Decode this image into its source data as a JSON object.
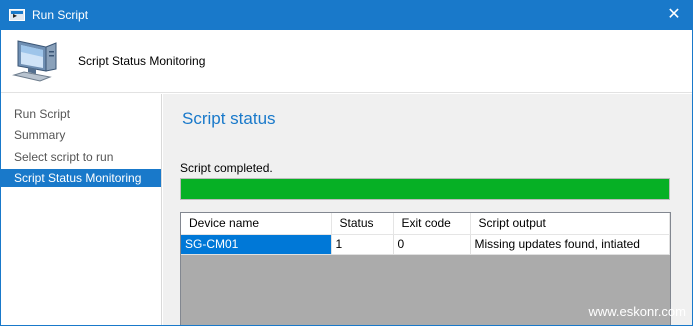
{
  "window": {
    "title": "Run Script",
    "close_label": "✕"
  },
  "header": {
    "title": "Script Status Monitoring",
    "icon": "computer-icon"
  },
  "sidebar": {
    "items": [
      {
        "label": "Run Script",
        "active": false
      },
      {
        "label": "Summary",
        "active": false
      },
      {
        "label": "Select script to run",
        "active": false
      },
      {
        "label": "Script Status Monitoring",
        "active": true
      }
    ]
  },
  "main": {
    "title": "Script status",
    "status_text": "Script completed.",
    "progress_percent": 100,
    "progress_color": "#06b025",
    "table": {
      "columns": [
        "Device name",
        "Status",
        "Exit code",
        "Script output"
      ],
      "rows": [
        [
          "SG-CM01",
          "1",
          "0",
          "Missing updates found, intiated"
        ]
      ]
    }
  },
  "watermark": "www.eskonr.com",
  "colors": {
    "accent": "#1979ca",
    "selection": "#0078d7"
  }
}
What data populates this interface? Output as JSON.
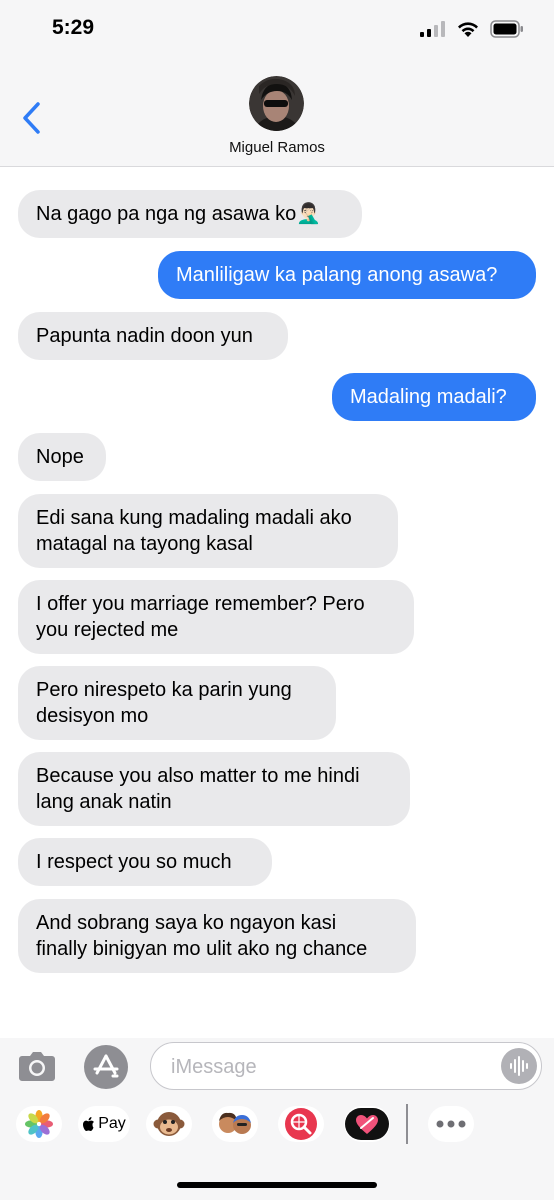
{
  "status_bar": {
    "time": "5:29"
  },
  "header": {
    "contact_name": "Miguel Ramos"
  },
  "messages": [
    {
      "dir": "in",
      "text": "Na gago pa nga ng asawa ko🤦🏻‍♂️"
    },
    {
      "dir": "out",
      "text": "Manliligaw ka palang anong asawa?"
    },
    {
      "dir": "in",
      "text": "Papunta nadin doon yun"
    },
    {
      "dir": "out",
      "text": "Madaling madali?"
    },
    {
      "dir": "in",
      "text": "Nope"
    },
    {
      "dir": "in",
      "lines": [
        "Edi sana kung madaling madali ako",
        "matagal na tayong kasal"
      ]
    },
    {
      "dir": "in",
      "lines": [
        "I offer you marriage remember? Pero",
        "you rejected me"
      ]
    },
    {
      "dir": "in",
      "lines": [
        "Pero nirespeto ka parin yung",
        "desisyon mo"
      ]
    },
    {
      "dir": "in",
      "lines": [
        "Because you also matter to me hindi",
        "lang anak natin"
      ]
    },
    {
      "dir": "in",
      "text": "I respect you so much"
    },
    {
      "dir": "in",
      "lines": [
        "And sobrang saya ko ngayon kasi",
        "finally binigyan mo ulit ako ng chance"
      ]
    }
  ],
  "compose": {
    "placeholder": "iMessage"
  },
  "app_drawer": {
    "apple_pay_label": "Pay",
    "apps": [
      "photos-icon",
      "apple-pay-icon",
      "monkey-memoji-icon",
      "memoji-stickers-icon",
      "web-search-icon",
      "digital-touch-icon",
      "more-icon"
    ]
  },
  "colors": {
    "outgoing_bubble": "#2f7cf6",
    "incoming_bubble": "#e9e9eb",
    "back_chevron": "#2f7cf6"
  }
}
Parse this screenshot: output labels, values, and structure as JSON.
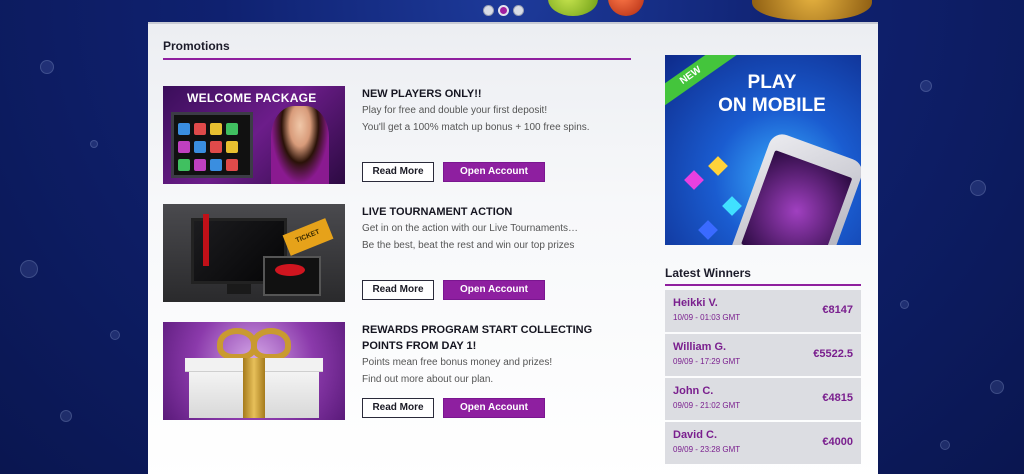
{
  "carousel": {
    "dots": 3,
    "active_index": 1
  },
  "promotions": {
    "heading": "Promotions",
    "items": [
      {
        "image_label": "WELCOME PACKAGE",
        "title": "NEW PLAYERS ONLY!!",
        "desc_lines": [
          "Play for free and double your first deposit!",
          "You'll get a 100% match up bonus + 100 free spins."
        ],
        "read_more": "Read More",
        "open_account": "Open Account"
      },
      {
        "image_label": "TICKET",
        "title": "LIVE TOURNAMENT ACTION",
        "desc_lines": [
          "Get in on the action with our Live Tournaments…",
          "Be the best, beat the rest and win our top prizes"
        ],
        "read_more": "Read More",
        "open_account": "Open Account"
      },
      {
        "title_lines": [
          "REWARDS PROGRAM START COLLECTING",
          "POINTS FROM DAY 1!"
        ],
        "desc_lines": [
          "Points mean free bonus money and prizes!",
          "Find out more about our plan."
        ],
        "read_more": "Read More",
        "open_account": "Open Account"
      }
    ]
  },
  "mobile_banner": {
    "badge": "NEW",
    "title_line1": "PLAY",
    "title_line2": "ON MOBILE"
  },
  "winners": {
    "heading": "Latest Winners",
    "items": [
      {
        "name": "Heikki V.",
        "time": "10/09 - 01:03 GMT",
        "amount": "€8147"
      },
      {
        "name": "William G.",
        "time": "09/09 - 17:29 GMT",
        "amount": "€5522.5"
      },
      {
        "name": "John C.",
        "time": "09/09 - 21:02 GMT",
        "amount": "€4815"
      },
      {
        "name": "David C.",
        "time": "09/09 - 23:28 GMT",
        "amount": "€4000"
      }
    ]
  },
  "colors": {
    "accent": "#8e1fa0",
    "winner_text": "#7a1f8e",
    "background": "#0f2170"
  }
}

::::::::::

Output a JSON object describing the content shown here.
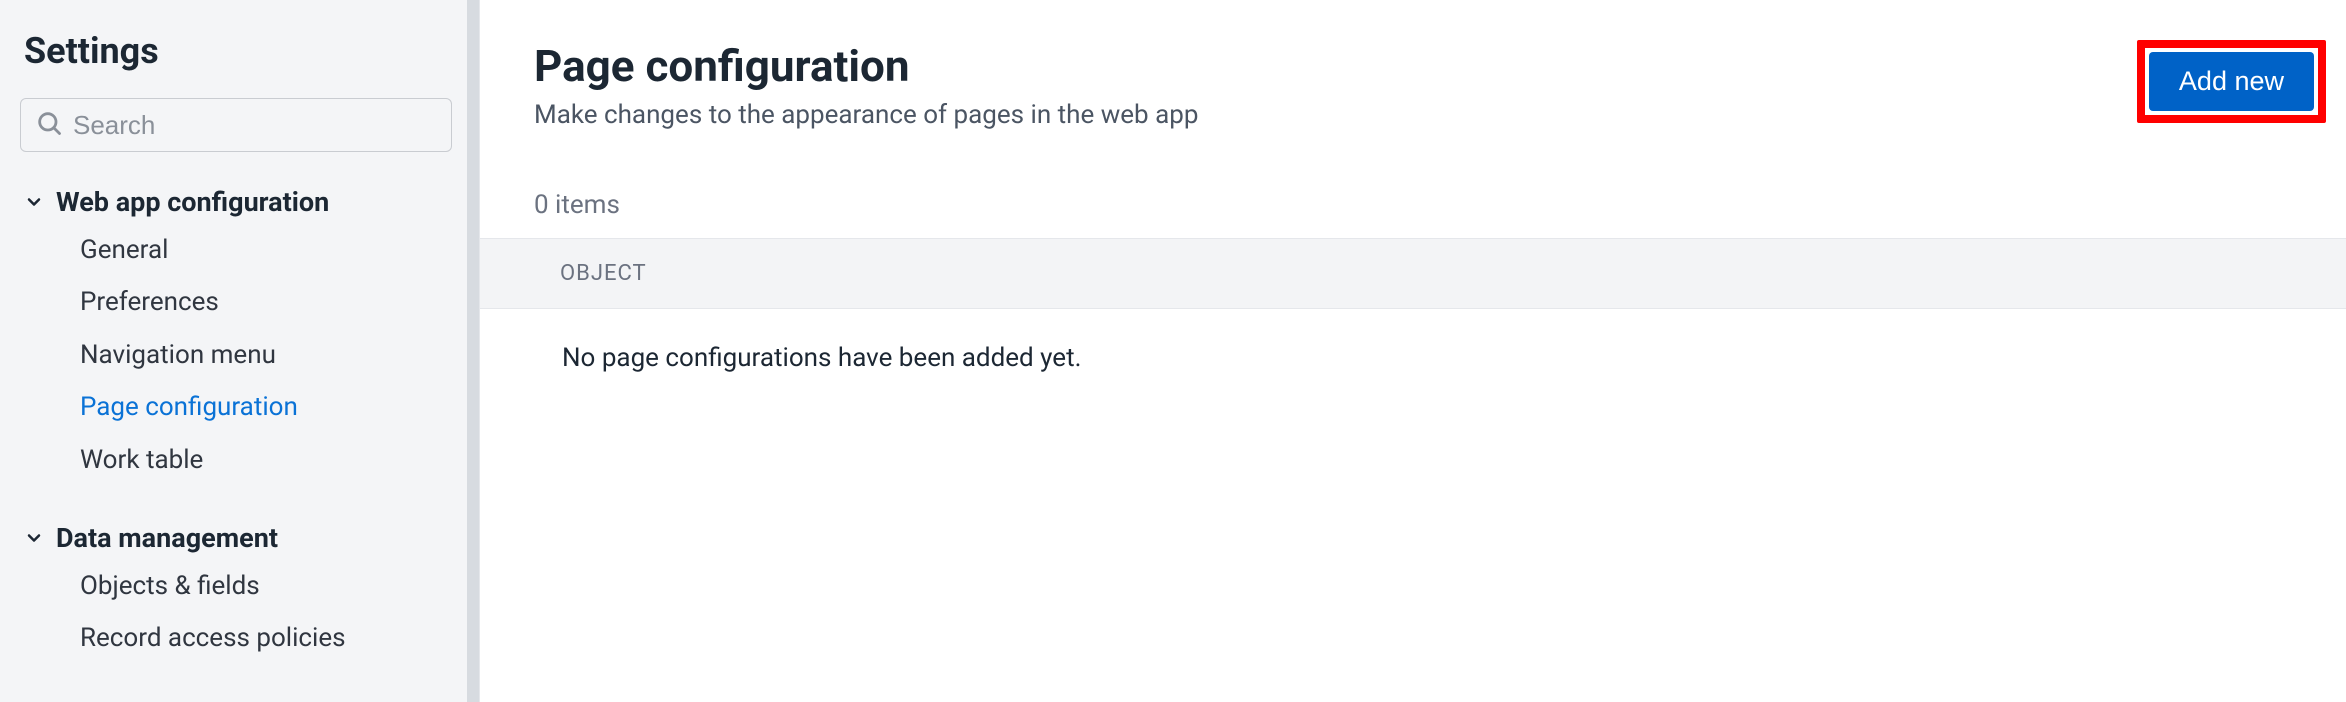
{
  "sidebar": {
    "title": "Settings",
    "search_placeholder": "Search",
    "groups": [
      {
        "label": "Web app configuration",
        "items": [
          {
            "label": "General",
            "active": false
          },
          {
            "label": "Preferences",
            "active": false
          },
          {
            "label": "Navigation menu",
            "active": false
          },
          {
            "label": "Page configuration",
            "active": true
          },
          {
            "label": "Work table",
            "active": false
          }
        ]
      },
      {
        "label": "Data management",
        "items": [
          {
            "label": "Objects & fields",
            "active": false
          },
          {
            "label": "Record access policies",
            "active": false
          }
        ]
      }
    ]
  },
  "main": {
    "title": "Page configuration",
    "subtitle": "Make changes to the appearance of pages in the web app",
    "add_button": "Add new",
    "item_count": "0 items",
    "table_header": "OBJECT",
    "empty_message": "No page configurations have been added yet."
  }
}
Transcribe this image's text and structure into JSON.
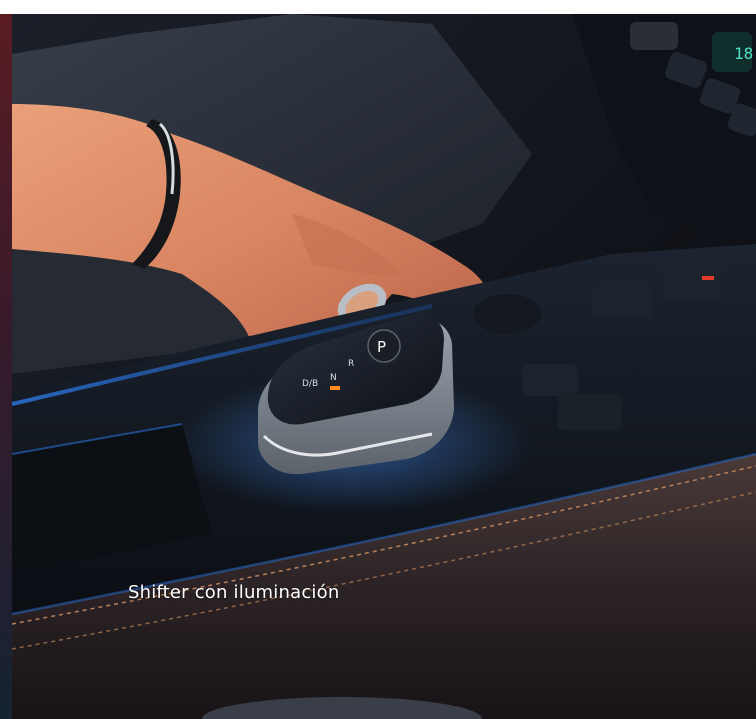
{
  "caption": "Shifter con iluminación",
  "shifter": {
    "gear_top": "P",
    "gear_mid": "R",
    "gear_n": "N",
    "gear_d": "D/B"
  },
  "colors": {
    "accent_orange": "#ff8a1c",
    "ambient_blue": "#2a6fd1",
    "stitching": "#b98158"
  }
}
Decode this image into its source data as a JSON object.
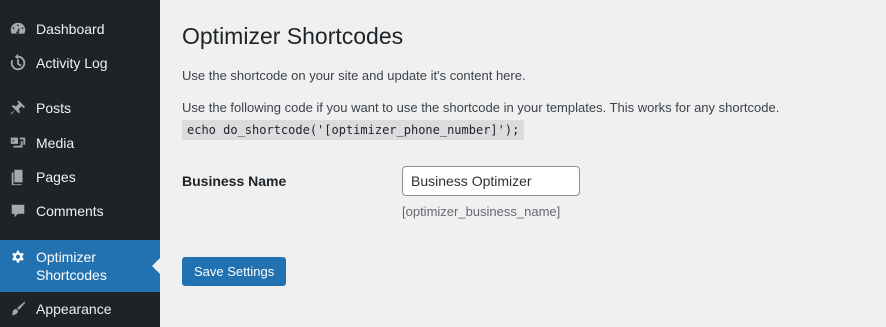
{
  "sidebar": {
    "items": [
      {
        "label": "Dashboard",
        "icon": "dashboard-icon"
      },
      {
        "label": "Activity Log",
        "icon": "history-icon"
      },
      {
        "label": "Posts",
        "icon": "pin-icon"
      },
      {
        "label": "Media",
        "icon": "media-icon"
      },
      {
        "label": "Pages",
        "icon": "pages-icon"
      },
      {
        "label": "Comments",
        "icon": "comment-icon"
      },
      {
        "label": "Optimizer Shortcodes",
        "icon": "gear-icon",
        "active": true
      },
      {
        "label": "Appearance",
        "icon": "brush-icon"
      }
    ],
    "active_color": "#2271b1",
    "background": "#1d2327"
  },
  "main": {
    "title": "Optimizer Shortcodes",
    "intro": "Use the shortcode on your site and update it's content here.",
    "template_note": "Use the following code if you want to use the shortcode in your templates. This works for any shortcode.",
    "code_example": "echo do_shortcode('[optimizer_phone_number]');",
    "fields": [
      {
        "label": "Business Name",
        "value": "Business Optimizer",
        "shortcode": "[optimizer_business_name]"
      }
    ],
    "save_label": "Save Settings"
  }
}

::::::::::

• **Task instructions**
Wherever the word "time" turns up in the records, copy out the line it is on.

• **Written solution**
    "time": "5:29"
        "time": "10/09 - 01:03 GMT",
        "time": "09/09 - 17:29 GMT",
        "time": "09/09 - 21:02 GMT",
        "time": "09/09 - 23:28 GMT",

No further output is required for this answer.